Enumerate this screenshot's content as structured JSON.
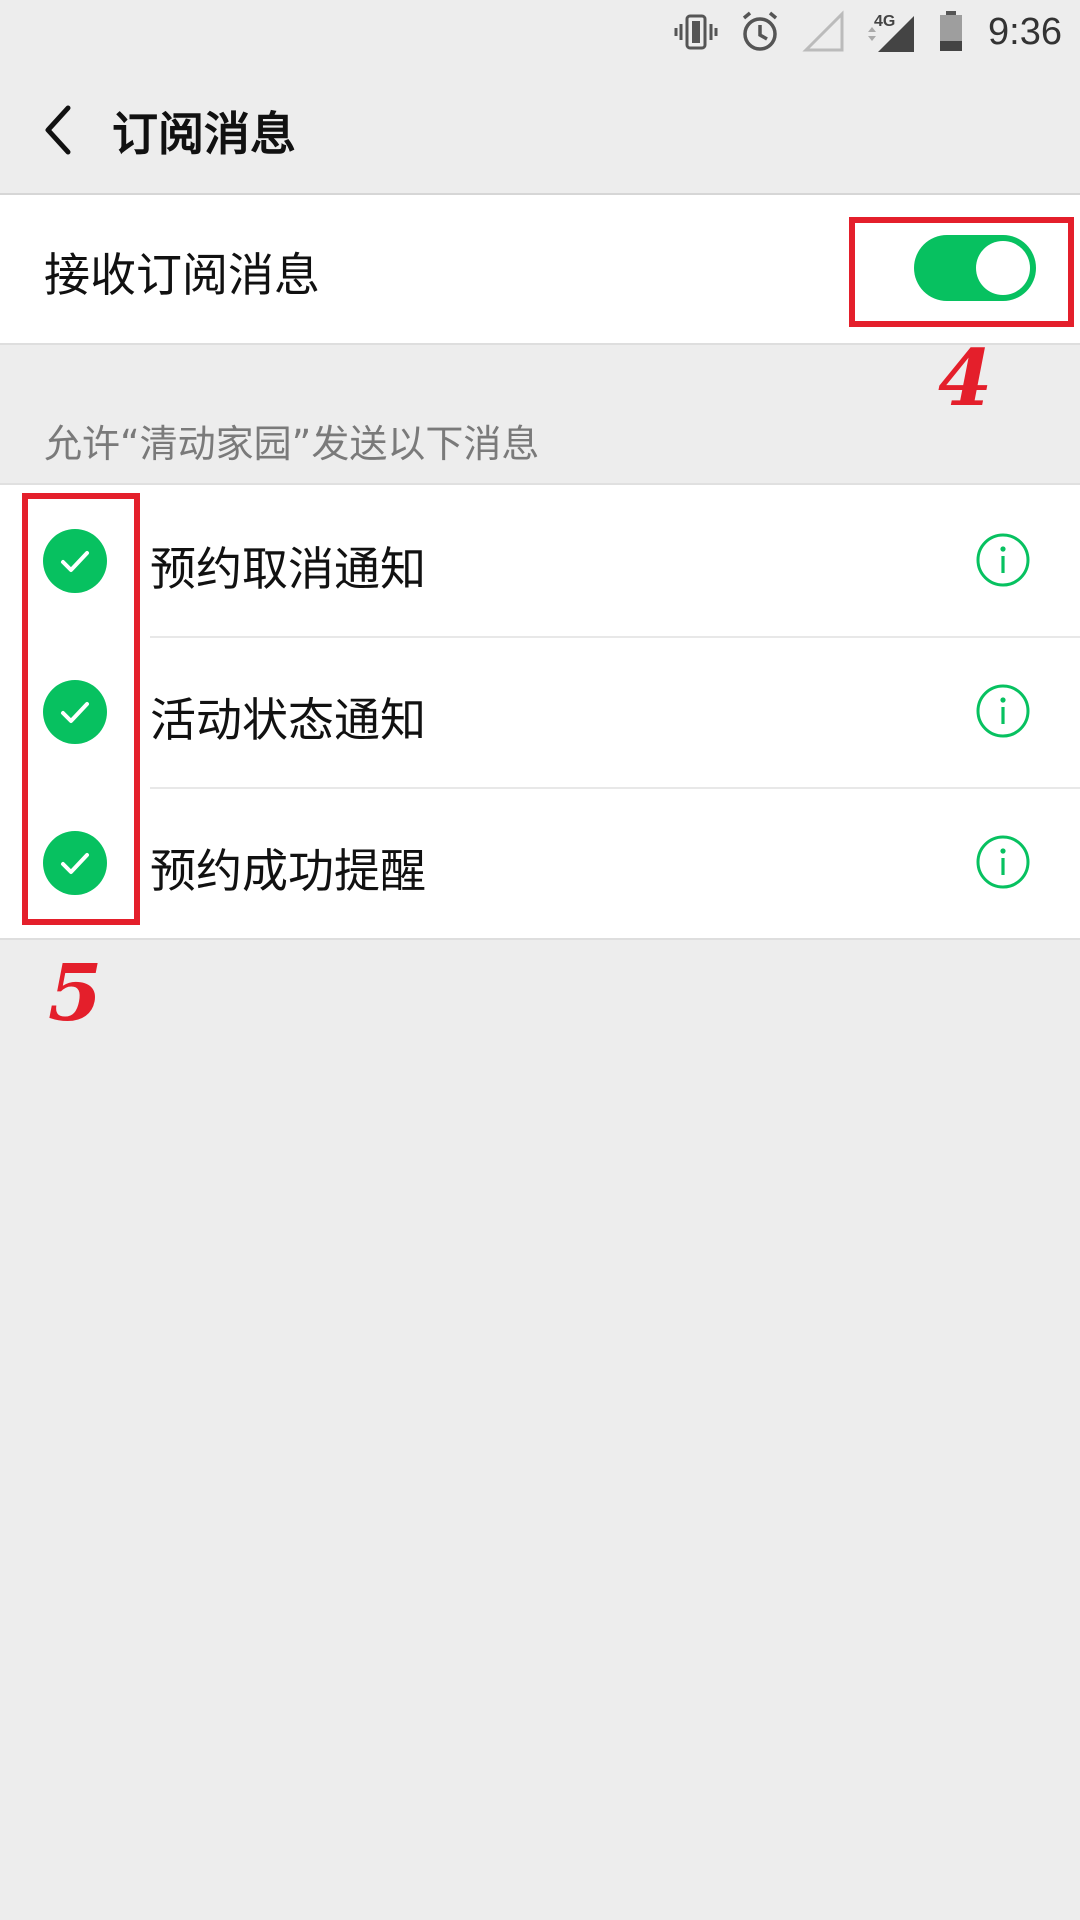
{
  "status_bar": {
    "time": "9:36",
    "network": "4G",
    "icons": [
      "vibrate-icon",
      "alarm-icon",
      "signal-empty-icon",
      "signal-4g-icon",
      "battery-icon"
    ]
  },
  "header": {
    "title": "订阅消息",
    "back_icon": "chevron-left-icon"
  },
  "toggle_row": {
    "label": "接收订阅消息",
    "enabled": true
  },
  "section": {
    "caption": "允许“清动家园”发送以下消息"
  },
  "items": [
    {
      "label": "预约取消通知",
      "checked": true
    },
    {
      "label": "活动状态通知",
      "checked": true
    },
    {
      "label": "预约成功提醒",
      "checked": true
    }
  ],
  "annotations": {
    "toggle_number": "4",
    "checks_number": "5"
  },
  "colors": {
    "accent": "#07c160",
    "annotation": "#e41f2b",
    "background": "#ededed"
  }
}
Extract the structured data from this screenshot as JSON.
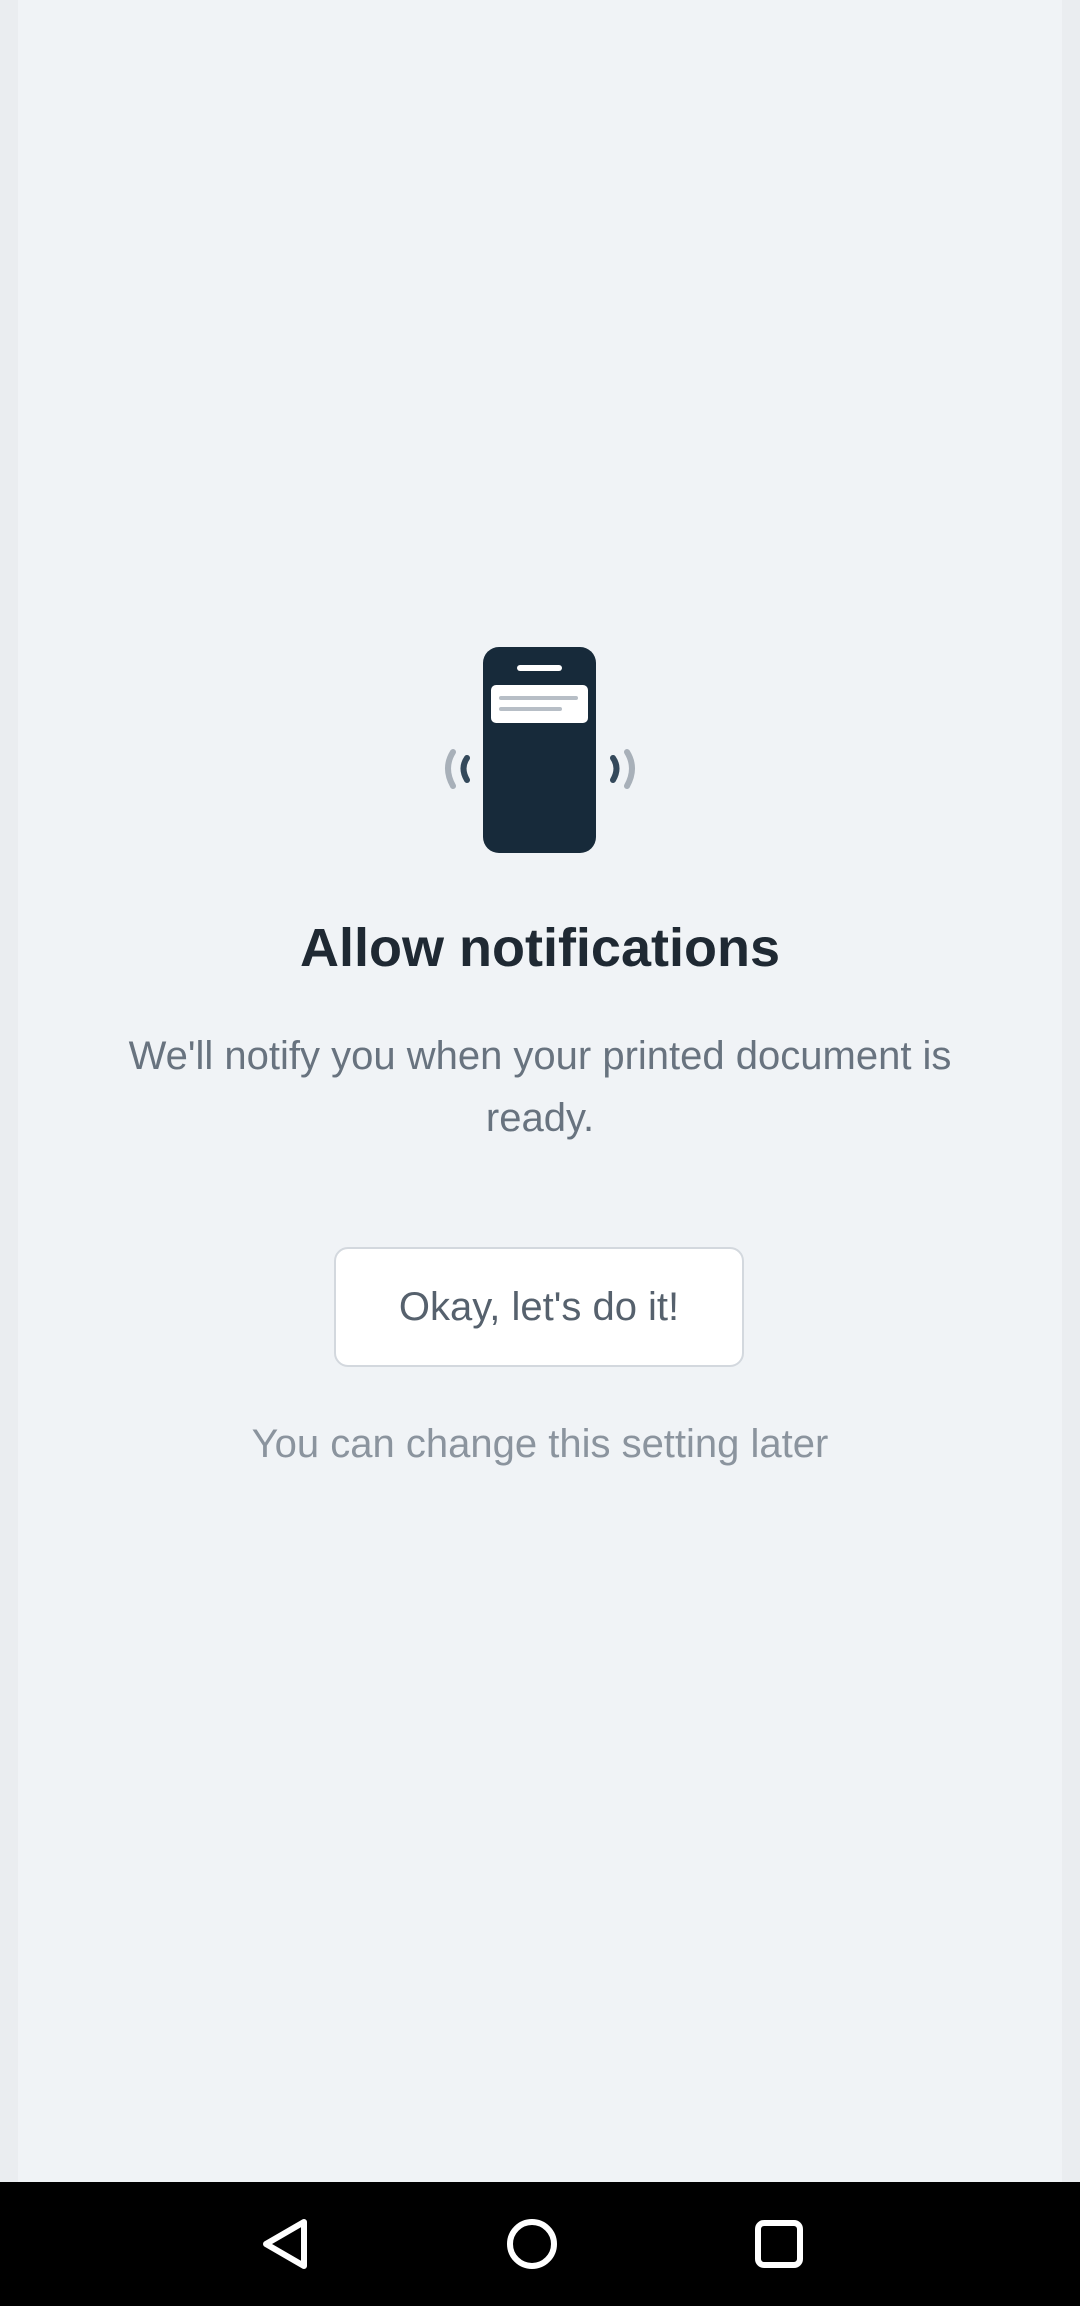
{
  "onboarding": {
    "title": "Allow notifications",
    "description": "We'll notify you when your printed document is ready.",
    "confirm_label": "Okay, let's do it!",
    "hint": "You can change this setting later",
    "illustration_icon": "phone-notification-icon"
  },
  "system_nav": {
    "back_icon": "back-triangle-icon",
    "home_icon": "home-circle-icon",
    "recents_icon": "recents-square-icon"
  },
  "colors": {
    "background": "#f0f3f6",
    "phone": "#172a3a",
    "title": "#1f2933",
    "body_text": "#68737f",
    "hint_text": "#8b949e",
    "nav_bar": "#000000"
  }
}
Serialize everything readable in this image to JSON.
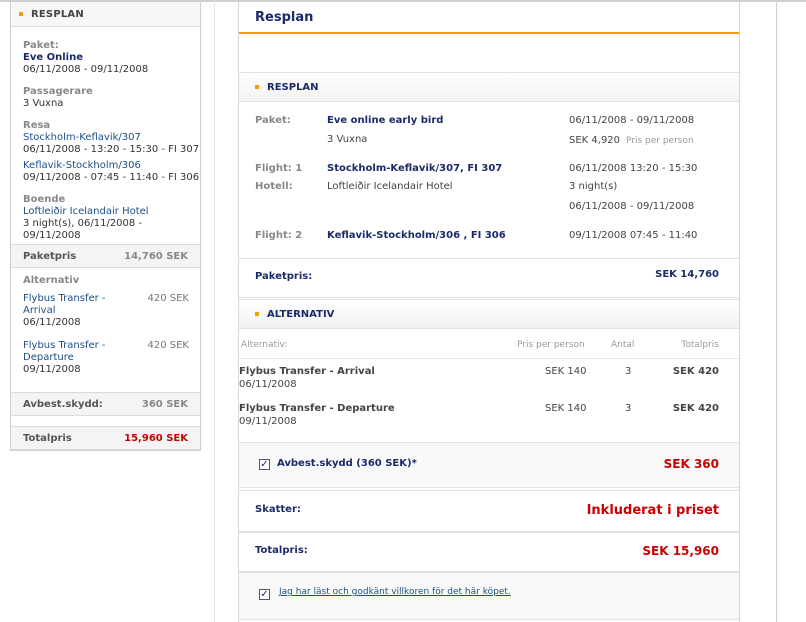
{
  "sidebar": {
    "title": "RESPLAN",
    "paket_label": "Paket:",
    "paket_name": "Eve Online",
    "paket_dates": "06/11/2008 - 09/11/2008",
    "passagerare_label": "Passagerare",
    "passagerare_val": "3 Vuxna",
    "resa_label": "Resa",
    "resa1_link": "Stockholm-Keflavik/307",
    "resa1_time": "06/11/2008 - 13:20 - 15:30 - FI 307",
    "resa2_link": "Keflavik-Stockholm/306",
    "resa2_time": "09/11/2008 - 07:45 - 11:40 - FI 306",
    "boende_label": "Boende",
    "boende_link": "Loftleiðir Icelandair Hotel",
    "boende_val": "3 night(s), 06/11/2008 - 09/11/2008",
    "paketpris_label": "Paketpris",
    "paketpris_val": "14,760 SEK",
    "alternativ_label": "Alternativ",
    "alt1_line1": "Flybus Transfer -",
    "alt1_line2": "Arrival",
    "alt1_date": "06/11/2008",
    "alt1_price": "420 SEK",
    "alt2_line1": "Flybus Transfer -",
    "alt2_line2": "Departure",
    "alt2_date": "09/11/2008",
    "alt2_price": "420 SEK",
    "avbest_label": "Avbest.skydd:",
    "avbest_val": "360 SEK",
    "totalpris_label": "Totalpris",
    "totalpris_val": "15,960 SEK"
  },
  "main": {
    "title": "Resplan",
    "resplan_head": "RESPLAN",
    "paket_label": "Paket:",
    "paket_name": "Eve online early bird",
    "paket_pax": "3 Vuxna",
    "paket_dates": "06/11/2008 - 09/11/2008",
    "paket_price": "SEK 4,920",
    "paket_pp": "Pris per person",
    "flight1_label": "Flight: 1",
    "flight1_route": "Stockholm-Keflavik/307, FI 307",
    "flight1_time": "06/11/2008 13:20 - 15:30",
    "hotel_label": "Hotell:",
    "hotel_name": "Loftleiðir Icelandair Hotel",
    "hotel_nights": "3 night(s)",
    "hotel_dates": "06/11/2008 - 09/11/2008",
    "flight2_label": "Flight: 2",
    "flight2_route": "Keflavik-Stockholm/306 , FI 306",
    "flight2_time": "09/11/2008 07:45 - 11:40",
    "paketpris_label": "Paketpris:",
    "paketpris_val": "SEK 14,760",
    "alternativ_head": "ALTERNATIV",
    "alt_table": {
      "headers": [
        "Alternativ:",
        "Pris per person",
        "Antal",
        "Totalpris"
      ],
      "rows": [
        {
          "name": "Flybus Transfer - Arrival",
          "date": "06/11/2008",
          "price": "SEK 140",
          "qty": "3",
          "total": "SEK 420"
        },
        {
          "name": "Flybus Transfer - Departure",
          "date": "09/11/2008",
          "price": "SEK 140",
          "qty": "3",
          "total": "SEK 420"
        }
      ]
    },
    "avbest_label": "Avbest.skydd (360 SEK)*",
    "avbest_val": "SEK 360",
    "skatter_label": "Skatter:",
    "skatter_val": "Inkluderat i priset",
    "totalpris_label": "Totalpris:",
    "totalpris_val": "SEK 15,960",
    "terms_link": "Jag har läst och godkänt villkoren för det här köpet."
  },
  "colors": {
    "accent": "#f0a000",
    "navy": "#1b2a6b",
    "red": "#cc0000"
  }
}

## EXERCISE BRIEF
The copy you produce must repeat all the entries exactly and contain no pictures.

## WRITTEN REPLY
Enumerate this screenshot's content as structured JSON.
{
  "status_bar": {
    "time": "9:36",
    "network": "4G",
    "icons": [
      "vibrate-icon",
      "alarm-icon",
      "signal-empty-icon",
      "signal-4g-icon",
      "battery-icon"
    ]
  },
  "header": {
    "title": "订阅消息",
    "back_icon": "chevron-left-icon"
  },
  "toggle_row": {
    "label": "接收订阅消息",
    "enabled": true
  },
  "section": {
    "caption": "允许“清动家园”发送以下消息"
  },
  "items": [
    {
      "label": "预约取消通知",
      "checked": true
    },
    {
      "label": "活动状态通知",
      "checked": true
    },
    {
      "label": "预约成功提醒",
      "checked": true
    }
  ],
  "annotations": {
    "toggle_number": "4",
    "checks_number": "5"
  },
  "colors": {
    "accent": "#07c160",
    "annotation": "#e41f2b",
    "background": "#ededed"
  }
}
Extract the structured data from this screenshot as JSON.
{
  "onboarding": {
    "title": "Allow notifications",
    "description": "We'll notify you when your printed document is ready.",
    "confirm_label": "Okay, let's do it!",
    "hint": "You can change this setting later",
    "illustration_icon": "phone-notification-icon"
  },
  "system_nav": {
    "back_icon": "back-triangle-icon",
    "home_icon": "home-circle-icon",
    "recents_icon": "recents-square-icon"
  },
  "colors": {
    "background": "#f0f3f6",
    "phone": "#172a3a",
    "title": "#1f2933",
    "body_text": "#68737f",
    "hint_text": "#8b949e",
    "nav_bar": "#000000"
  }
}
Serialize everything readable in this image to JSON.
{
  "sidebar": {
    "title": "RESPLAN",
    "paket_label": "Paket:",
    "paket_name": "Eve Online",
    "paket_dates": "06/11/2008 - 09/11/2008",
    "passagerare_label": "Passagerare",
    "passagerare_val": "3 Vuxna",
    "resa_label": "Resa",
    "resa1_link": "Stockholm-Keflavik/307",
    "resa1_time": "06/11/2008 - 13:20 - 15:30 - FI 307",
    "resa2_link": "Keflavik-Stockholm/306",
    "resa2_time": "09/11/2008 - 07:45 - 11:40 - FI 306",
    "boende_label": "Boende",
    "boende_link": "Loftleiðir Icelandair Hotel",
    "boende_val": "3 night(s), 06/11/2008 - 09/11/2008",
    "paketpris_label": "Paketpris",
    "paketpris_val": "14,760 SEK",
    "alternativ_label": "Alternativ",
    "alt1_line1": "Flybus Transfer -",
    "alt1_line2": "Arrival",
    "alt1_date": "06/11/2008",
    "alt1_price": "420 SEK",
    "alt2_line1": "Flybus Transfer -",
    "alt2_line2": "Departure",
    "alt2_date": "09/11/2008",
    "alt2_price": "420 SEK",
    "avbest_label": "Avbest.skydd:",
    "avbest_val": "360 SEK",
    "totalpris_label": "Totalpris",
    "totalpris_val": "15,960 SEK"
  },
  "main": {
    "title": "Resplan",
    "resplan_head": "RESPLAN",
    "paket_label": "Paket:",
    "paket_name": "Eve online early bird",
    "paket_pax": "3 Vuxna",
    "paket_dates": "06/11/2008 - 09/11/2008",
    "paket_price": "SEK 4,920",
    "paket_pp": "Pris per person",
    "flight1_label": "Flight: 1",
    "flight1_route": "Stockholm-Keflavik/307, FI 307",
    "flight1_time": "06/11/2008 13:20 - 15:30",
    "hotel_label": "Hotell:",
    "hotel_name": "Loftleiðir Icelandair Hotel",
    "hotel_nights": "3 night(s)",
    "hotel_dates": "06/11/2008 - 09/11/2008",
    "flight2_label": "Flight: 2",
    "flight2_route": "Keflavik-Stockholm/306 , FI 306",
    "flight2_time": "09/11/2008 07:45 - 11:40",
    "paketpris_label": "Paketpris:",
    "paketpris_val": "SEK 14,760",
    "alternativ_head": "ALTERNATIV",
    "alt_table": {
      "headers": [
        "Alternativ:",
        "Pris per person",
        "Antal",
        "Totalpris"
      ],
      "rows": [
        {
          "name": "Flybus Transfer - Arrival",
          "date": "06/11/2008",
          "price": "SEK 140",
          "qty": "3",
          "total": "SEK 420"
        },
        {
          "name": "Flybus Transfer - Departure",
          "date": "09/11/2008",
          "price": "SEK 140",
          "qty": "3",
          "total": "SEK 420"
        }
      ]
    },
    "avbest_label": "Avbest.skydd (360 SEK)*",
    "avbest_val": "SEK 360",
    "skatter_label": "Skatter:",
    "skatter_val": "Inkluderat i priset",
    "totalpris_label": "Totalpris:",
    "totalpris_val": "SEK 15,960",
    "terms_link": "Jag har läst och godkänt villkoren för det här köpet."
  },
  "colors": {
    "accent": "#f0a000",
    "navy": "#1b2a6b",
    "red": "#cc0000"
  }
}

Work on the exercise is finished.